With Last Rites, veteran metal band Pentagram finds a new beginning
Liebling was left, as he had been at many times in his career, with a band name, a collection of songs, and not much else. Even his storied voice was beginning to decay, thanks to nearly forty years of heroin and cocaine abuse. It wasn't until he met his now-wife, Hallie — 27 years his junior — in 2006, that he was finally able to get clean. When guitarist Russ Strahan quit a patchwork version of Pentagram the day before the start of the band's 2010 tour, Liebling called Griffin.
Now sober, the guitarist was interested, but skeptical. "I wasn't sure I believed it. I've heard every story Bobby's ever had to tell. I know him as [well] — or better — than most people." Still, Griffin agreed to rejoin the band on the condition that Liebling remain clean.
Since that fateful decision, Pentagram is arguably more secure and more successful than it's ever been. In April 2011, the band released the thunderous studio album Last Rites. On the road, Liebling and Griffin look out for each other, supporting each other's efforts to stay sober. "There's a lot of people out there who would like to screw you up," explains the guitarist. "I think that both of us being on the same page with all this stuff is definitely a help — to know that you've got a brother there with you, who's gonna back you up."
Liebling agrees. "The band is stronger when we are together," he says. "I am so lucky to have him back."
When asked if he thinks Pentagram might finally be getting a second chance, Griffin is cautiously optimistic: "Sometimes it seems like we never really got a first chance. We're trying to take advantage of it now, and make better decisions than we used to make back then. Live better lives."

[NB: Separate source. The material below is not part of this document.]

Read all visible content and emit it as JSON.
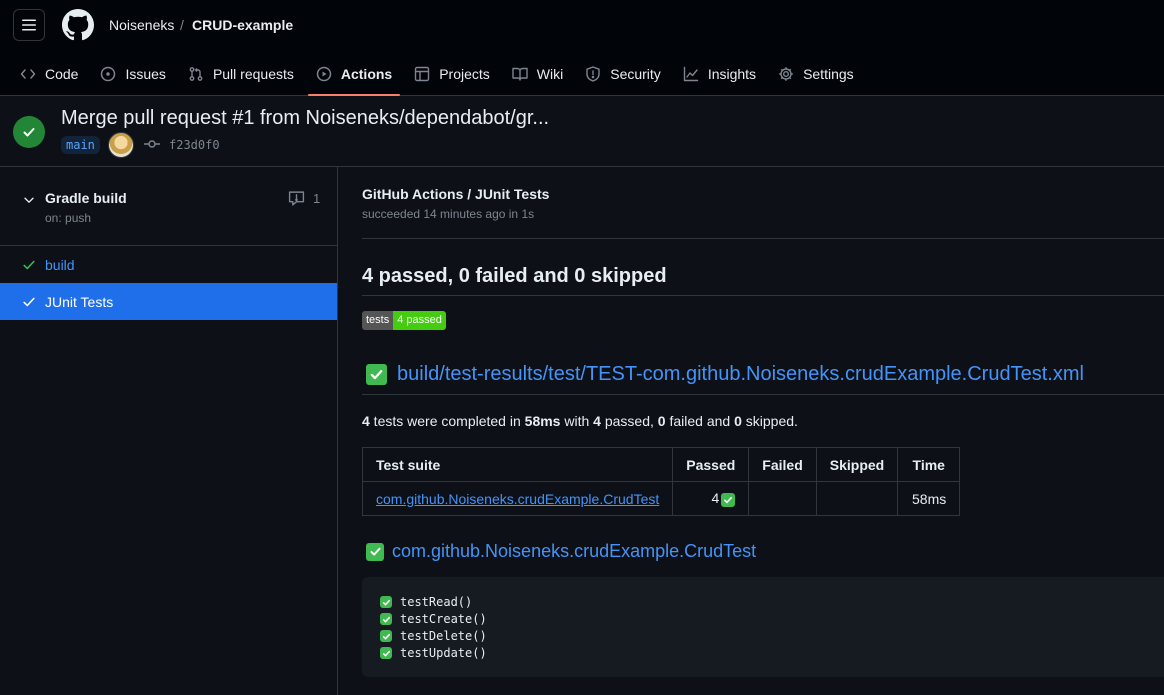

With Pelican, Alpinist, Masakari, Early Graves, Baptists, and Aeges
Tues/16, 6:30 p.m., $25
444 Jessie, SF